**Task prompt:**
Only lines that contain the word "true" are to be returned from the data below.

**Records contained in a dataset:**
-*-*-

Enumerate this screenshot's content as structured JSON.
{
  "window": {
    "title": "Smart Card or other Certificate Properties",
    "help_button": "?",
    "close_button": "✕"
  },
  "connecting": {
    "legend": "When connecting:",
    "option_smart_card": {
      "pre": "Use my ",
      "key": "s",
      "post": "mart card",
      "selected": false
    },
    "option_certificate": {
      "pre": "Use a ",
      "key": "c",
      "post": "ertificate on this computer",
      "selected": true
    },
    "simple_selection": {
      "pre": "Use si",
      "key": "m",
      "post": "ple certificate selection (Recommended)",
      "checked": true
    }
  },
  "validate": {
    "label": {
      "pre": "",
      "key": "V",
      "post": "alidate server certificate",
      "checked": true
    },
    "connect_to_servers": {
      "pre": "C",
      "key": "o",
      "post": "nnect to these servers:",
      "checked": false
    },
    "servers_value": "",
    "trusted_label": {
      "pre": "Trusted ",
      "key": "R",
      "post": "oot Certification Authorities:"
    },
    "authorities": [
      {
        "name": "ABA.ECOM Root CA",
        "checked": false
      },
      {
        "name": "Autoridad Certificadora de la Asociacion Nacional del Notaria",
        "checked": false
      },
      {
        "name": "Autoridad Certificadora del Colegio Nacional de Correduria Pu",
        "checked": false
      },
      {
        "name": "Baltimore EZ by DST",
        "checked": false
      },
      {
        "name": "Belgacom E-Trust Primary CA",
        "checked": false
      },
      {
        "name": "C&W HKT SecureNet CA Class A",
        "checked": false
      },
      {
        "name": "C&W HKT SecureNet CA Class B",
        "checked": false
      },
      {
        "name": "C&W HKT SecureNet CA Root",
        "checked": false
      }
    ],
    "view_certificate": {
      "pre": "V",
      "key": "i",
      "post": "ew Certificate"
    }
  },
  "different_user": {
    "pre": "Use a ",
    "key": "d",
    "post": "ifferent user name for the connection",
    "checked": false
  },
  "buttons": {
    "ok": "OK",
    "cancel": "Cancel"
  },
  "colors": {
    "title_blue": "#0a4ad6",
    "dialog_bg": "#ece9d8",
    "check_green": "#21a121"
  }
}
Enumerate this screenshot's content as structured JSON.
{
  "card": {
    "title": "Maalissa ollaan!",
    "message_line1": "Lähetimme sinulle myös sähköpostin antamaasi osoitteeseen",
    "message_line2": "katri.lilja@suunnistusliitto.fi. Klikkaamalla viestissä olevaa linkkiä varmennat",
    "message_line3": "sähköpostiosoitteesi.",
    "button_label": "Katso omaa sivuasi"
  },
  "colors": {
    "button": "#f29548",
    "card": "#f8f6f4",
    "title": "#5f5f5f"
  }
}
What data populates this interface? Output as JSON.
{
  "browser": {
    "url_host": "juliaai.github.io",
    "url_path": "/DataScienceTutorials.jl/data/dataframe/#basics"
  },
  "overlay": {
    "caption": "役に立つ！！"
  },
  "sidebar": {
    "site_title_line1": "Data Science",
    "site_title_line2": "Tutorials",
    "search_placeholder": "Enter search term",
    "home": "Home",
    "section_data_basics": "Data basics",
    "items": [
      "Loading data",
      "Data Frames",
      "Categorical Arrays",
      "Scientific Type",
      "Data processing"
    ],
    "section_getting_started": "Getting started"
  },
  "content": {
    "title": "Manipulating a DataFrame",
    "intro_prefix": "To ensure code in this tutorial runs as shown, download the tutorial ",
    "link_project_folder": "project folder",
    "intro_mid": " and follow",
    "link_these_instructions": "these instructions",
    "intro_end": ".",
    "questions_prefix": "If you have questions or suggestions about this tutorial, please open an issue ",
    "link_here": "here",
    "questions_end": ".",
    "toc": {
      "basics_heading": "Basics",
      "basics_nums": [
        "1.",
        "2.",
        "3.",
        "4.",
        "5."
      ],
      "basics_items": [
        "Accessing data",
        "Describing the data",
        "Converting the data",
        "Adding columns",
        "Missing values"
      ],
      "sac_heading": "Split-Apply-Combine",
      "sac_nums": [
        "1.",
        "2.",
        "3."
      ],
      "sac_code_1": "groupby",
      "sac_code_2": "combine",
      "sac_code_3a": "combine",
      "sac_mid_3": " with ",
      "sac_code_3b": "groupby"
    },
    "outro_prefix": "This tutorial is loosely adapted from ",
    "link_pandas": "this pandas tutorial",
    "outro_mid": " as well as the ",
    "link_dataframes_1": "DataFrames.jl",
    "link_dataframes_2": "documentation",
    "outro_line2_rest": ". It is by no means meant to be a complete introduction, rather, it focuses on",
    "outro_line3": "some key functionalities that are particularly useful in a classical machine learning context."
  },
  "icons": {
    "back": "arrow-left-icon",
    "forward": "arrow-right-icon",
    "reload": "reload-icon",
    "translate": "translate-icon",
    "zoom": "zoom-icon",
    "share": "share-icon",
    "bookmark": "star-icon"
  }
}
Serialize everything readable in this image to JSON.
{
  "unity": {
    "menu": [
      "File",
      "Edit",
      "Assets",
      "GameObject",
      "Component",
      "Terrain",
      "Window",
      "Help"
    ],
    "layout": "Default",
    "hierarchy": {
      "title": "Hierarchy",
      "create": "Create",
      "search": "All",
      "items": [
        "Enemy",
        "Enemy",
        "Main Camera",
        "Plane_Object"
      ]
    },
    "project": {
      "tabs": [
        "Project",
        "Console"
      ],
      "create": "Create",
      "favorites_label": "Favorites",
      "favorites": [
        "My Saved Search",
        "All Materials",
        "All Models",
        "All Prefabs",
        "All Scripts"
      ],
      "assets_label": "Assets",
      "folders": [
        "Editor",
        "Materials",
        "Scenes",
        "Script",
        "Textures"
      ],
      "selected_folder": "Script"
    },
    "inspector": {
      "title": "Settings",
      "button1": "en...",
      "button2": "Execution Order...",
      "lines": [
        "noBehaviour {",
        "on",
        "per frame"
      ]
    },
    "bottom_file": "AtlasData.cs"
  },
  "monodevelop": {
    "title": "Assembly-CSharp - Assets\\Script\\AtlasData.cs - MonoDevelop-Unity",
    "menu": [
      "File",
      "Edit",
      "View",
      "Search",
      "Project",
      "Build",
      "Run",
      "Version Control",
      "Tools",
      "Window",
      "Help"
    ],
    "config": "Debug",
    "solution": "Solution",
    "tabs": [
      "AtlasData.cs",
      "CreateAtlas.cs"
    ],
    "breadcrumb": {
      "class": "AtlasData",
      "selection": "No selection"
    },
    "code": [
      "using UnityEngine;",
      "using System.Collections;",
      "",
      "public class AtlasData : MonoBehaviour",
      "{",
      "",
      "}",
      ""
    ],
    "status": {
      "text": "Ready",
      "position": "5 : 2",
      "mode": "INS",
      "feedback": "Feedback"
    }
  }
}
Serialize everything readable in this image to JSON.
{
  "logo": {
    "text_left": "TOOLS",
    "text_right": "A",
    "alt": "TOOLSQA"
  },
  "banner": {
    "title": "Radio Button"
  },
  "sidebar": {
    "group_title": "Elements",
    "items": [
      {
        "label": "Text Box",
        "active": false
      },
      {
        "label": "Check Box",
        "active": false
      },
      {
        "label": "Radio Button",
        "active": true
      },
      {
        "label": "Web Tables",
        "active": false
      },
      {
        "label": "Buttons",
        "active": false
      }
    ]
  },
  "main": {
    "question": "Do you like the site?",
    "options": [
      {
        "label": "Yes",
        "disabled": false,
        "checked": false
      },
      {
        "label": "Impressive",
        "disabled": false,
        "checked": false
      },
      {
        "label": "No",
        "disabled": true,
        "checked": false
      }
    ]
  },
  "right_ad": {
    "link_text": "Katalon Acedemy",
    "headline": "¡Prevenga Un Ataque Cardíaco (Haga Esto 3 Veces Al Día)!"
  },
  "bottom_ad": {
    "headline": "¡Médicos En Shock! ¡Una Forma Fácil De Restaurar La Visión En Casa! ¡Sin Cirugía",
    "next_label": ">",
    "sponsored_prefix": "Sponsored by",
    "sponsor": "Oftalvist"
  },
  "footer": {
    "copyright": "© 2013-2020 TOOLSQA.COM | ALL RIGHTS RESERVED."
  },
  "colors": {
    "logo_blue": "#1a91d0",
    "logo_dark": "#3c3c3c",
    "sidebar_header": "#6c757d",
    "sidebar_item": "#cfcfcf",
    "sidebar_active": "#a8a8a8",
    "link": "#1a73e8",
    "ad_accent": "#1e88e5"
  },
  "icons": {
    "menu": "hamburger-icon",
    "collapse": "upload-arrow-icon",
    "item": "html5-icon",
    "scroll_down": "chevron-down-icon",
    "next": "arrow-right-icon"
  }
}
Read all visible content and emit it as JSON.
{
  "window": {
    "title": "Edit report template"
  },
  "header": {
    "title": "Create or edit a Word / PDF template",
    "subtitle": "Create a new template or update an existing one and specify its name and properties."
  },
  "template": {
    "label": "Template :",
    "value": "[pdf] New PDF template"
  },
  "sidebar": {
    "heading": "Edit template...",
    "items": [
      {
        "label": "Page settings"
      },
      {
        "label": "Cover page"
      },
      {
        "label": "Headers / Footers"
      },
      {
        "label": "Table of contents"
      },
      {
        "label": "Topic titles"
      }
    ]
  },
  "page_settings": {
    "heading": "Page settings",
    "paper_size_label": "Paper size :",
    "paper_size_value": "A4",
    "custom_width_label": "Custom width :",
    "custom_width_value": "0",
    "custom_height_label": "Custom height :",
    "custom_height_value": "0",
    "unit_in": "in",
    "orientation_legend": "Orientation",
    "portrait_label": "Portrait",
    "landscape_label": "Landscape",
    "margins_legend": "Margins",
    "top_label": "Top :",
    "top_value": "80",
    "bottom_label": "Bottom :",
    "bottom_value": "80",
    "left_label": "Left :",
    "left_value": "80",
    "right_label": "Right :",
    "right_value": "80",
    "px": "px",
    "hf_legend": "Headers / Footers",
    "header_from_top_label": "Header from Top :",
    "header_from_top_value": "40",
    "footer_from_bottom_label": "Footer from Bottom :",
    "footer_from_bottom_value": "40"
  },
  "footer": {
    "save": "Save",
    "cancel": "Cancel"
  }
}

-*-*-

**Written response:**
      "selected": true
      "checked": true
      "checked": true
        "active": true
        "disabled": true,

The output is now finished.